Wills & Trusts Law Reports | July/August 2013 #131

The appellant trustees appealed from a notice of determination dated 16 February 2010 whereby HMRC refused inheritance tax business property relief on the basis that immediately before the ten-year anniversary on 22 September 2007, none of the property comprised in the settlement was relevant business property for the purposes of s104 of the Inheritance Tax Act 1984 (IHTA). HMRC contended that the business was excluded under s105(3) IHTA in that it consisted ‘mainly of… making or holding investments’.

The principal asset of the settleme...

DR v GR & ors [2013] EWHC 1196 (Fam)

Wills & Trusts Law Reports | July/August 2013 #131

A post-nuptial settlement (being a Jersey discretionary trust) was created by a husband and wife in 1986. The trust owns a Liberian company, which in turn owns a UK company that owns two UK companies.
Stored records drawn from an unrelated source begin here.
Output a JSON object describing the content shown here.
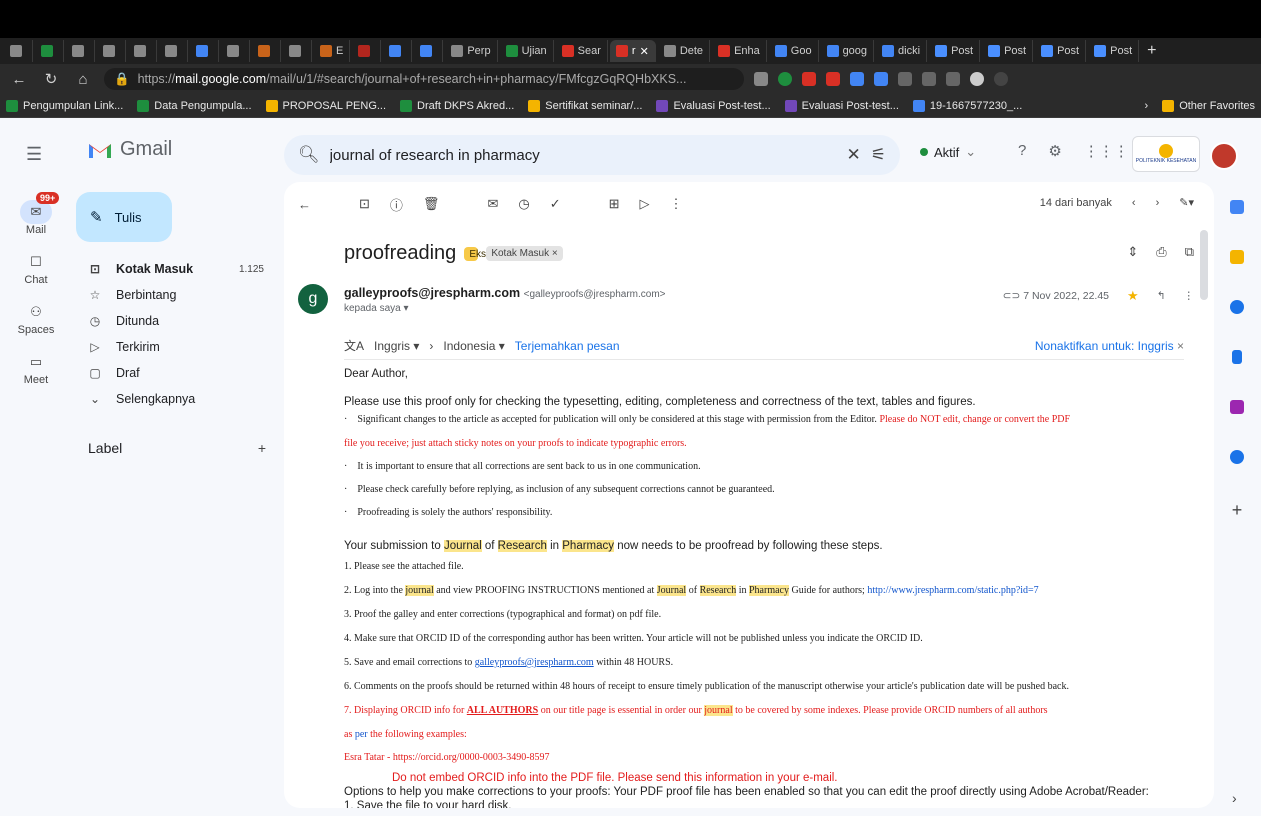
{
  "browser": {
    "tabs": [
      {
        "label": "",
        "color": "#888"
      },
      {
        "label": "",
        "color": "#1e8e3e"
      },
      {
        "label": "",
        "color": "#888"
      },
      {
        "label": "",
        "color": "#888"
      },
      {
        "label": "",
        "color": "#888"
      },
      {
        "label": "",
        "color": "#888"
      },
      {
        "label": "",
        "color": "#4285f4"
      },
      {
        "label": "",
        "color": "#888"
      },
      {
        "label": "",
        "color": "#c8631a"
      },
      {
        "label": "",
        "color": "#888"
      },
      {
        "label": "E",
        "color": "#c8631a"
      },
      {
        "label": "",
        "color": "#b3261e"
      },
      {
        "label": "",
        "color": "#4285f4"
      },
      {
        "label": "",
        "color": "#4285f4"
      },
      {
        "label": "Perp",
        "color": "#888"
      },
      {
        "label": "Ujian",
        "color": "#1e8e3e"
      },
      {
        "label": "Sear",
        "color": "#d93025"
      },
      {
        "label": "r",
        "color": "#d93025",
        "active": true
      },
      {
        "label": "Dete",
        "color": "#888"
      },
      {
        "label": "Enha",
        "color": "#d93025"
      },
      {
        "label": "Goo",
        "color": "#4285f4"
      },
      {
        "label": "goog",
        "color": "#4285f4"
      },
      {
        "label": "dicki",
        "color": "#4285f4"
      },
      {
        "label": "Post",
        "color": "#4a8fff"
      },
      {
        "label": "Post",
        "color": "#4a8fff"
      },
      {
        "label": "Post",
        "color": "#4a8fff"
      },
      {
        "label": "Post",
        "color": "#4a8fff"
      }
    ],
    "url_prefix": "https://",
    "url_host": "mail.google.com",
    "url_rest": "/mail/u/1/#search/journal+of+research+in+pharmacy/FMfcgzGqRQHbXKS...",
    "bookmarks": [
      {
        "label": "Pengumpulan Link...",
        "color": "#1e8e3e"
      },
      {
        "label": "Data Pengumpula...",
        "color": "#1e8e3e"
      },
      {
        "label": "PROPOSAL PENG...",
        "color": "#f4b400"
      },
      {
        "label": "Draft DKPS Akred...",
        "color": "#1e8e3e"
      },
      {
        "label": "Sertifikat seminar/...",
        "color": "#f4b400"
      },
      {
        "label": "Evaluasi Post-test...",
        "color": "#7248b9"
      },
      {
        "label": "Evaluasi Post-test...",
        "color": "#7248b9"
      },
      {
        "label": "19-1667577230_...",
        "color": "#4285f4"
      }
    ],
    "other_favorites": "Other Favorites"
  },
  "gmail": {
    "logo_text": "Gmail",
    "search_value": "journal of research in pharmacy",
    "status": "Aktif",
    "org_logo_text": "POLITEKNIK KESEHATAN",
    "rail": [
      {
        "label": "Mail",
        "icon": "mail-icon",
        "badge": "99+"
      },
      {
        "label": "Chat",
        "icon": "chat-icon"
      },
      {
        "label": "Spaces",
        "icon": "spaces-icon"
      },
      {
        "label": "Meet",
        "icon": "meet-icon"
      }
    ],
    "compose_label": "Tulis",
    "nav": [
      {
        "label": "Kotak Masuk",
        "count": "1.125",
        "icon": "inbox-icon",
        "bold": true
      },
      {
        "label": "Berbintang",
        "icon": "star-icon"
      },
      {
        "label": "Ditunda",
        "icon": "clock-icon"
      },
      {
        "label": "Terkirim",
        "icon": "send-icon"
      },
      {
        "label": "Draf",
        "icon": "draft-icon"
      },
      {
        "label": "Selengkapnya",
        "icon": "chevron-down-icon"
      }
    ],
    "label_heading": "Label",
    "toolbar_count": "14 dari banyak"
  },
  "email": {
    "subject": "proofreading",
    "chip_external": "Eksternal",
    "chip_inbox": "Kotak Masuk ×",
    "avatar_letter": "g",
    "sender_name": "galleyproofs@jrespharm.com",
    "sender_addr": "<galleyproofs@jrespharm.com>",
    "to": "kepada saya ▾",
    "date": "7 Nov 2022, 22.45",
    "translate_from": "Inggris ▾",
    "translate_to": "Indonesia ▾",
    "translate_link": "Terjemahkan pesan",
    "translate_off": "Nonaktifkan untuk: Inggris",
    "greeting": "Dear Author,",
    "intro": "Please use this proof only for checking the typesetting, editing, completeness and correctness of the text, tables and figures.",
    "bullet1_black": "Significant changes to the article as accepted for publication will only be considered at this stage with permission from the Editor.",
    "bullet1_red": "Please do NOT edit, change or convert the PDF",
    "bullet1_red2": "file you receive; just attach sticky notes on your proofs to indicate typographic errors.",
    "bullet2": "It is important to ensure that all corrections are sent back to us in one communication.",
    "bullet3": "Please check carefully before replying, as inclusion of any subsequent corrections cannot be guaranteed.",
    "bullet4": "Proofreading is solely the authors' responsibility.",
    "submission_a": "Your submission to",
    "submission_journal": "Journal",
    "submission_of": "of",
    "submission_research": "Research",
    "submission_in": "in",
    "submission_pharmacy": "Pharmacy",
    "submission_b": "now needs to be proofread by following these steps.",
    "step1": "1.   Please see the attached file.",
    "step2_a": "2.   Log into the",
    "step2_journal": "journal",
    "step2_b": "and view PROOFING INSTRUCTIONS mentioned at",
    "step2_J": "Journal",
    "step2_of": "of",
    "step2_R": "Research",
    "step2_in": "in",
    "step2_P": "Pharmacy",
    "step2_c": "Guide for authors;",
    "step2_link": "http://www.jrespharm.com/static.php?id=7",
    "step3": "3.   Proof the galley and enter corrections (typographical and format) on pdf file.",
    "step4": "4.   Make sure that ORCID ID of the corresponding author has been written. Your article will not be published unless you indicate the ORCID ID.",
    "step5_a": "5.   Save and email corrections to",
    "step5_link": "galleyproofs@jrespharm.com",
    "step5_b": "within 48 HOURS.",
    "step6": "6.   Comments on the proofs should be returned within 48 hours of receipt to ensure timely publication of the manuscript otherwise your article's publication date will be pushed back.",
    "step7_a": "7.     Displaying ORCID info for",
    "step7_bold": "ALL AUTHORS",
    "step7_b": "on our title page is essential in order our",
    "step7_journal": "journal",
    "step7_c": "to be covered by some indexes. Please provide ORCID numbers of all authors",
    "step7_d": "as",
    "step7_per": "per",
    "step7_e": "the following examples:",
    "example": "Esra Tatar - https://orcid.org/0000-0003-3490-8597",
    "no_embed": "Do not embed ORCID info into the PDF file. Please send this information in your e-mail.",
    "options": "Options to help you make corrections to your proofs: Your PDF proof file has been enabled so that you can edit the proof directly using Adobe Acrobat/Reader:",
    "save": "1. Save the file to your hard disk."
  }
}
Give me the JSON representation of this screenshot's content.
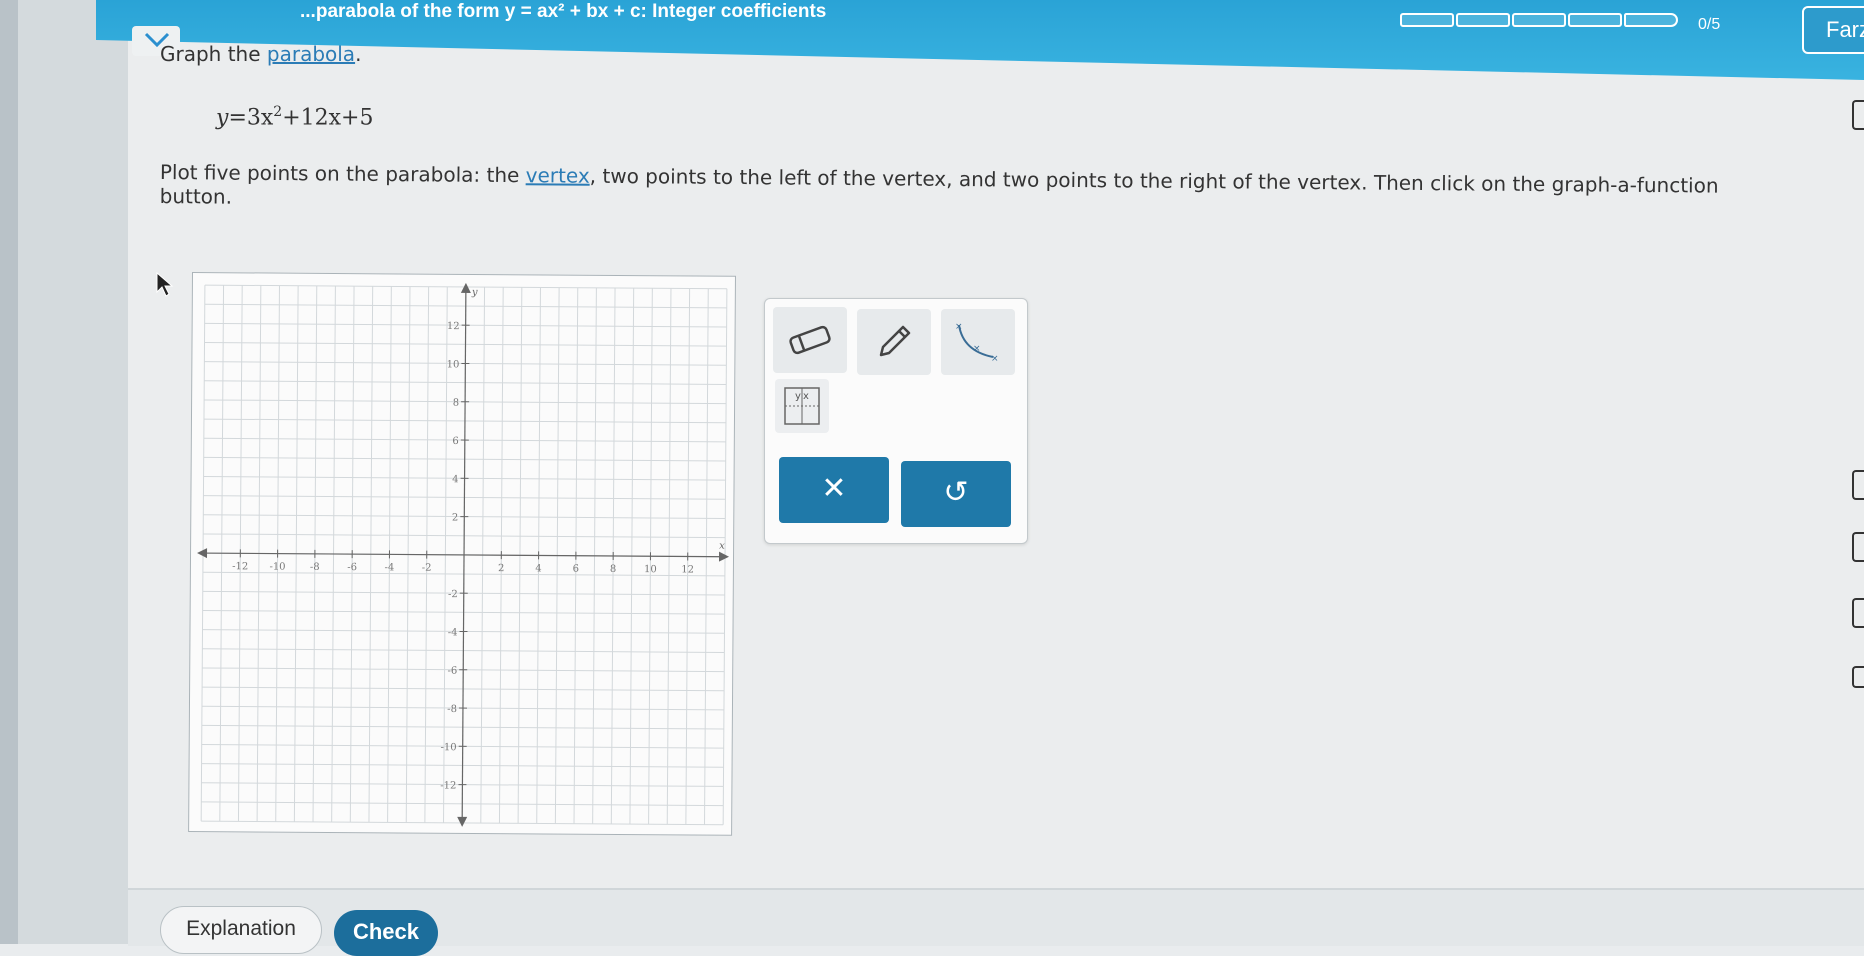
{
  "header": {
    "topic_title": "...parabola of the form y = ax² + bx + c: Integer coefficients",
    "progress_text": "0/5",
    "progress_segments": 5,
    "progress_filled": 0,
    "user_name": "Farz"
  },
  "question": {
    "instruction_prefix": "Graph the",
    "instruction_link": "parabola",
    "instruction_suffix": ".",
    "equation": {
      "lhs": "y",
      "term1": "3x",
      "exponent": "2",
      "rest": "+12x+5"
    },
    "prompt_1": "Plot five points on the parabola: the ",
    "prompt_link": "vertex",
    "prompt_2": ", two points to the left of the vertex, and two points to the right of the vertex. Then click on the graph-a-function button."
  },
  "graph": {
    "x_axis_label": "x",
    "y_axis_label": "y",
    "x_ticks": [
      "-12",
      "-10",
      "-8",
      "-6",
      "-4",
      "-2",
      "2",
      "4",
      "6",
      "8",
      "10",
      "12"
    ],
    "y_ticks": [
      "12",
      "10",
      "8",
      "6",
      "4",
      "2",
      "-2",
      "-4",
      "-6",
      "-8",
      "-10",
      "-12"
    ],
    "range": [
      -14,
      14
    ]
  },
  "tools": {
    "eraser_icon": "eraser-icon",
    "pencil_icon": "pencil-icon",
    "curve_icon": "graph-function-icon",
    "table_icon": "table-icon",
    "clear_label": "✕",
    "undo_label": "↺"
  },
  "footer": {
    "explanation_label": "Explanation",
    "check_label": "Check"
  },
  "colors": {
    "header_blue": "#2aa3d6",
    "button_blue": "#1f79a9",
    "check_blue": "#1c6e9c",
    "link_blue": "#2b7cb6"
  }
}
The main company assets are two UK retirement villages. The beneficiaries included the husband and wife and two minor children.

During divorce proceedings the wife applied for a variation of the settlement.

Over the course of proceedings the trustees of the Jersey trust and the companies were all joined as parties. In both cases no application was made for joinder and no not...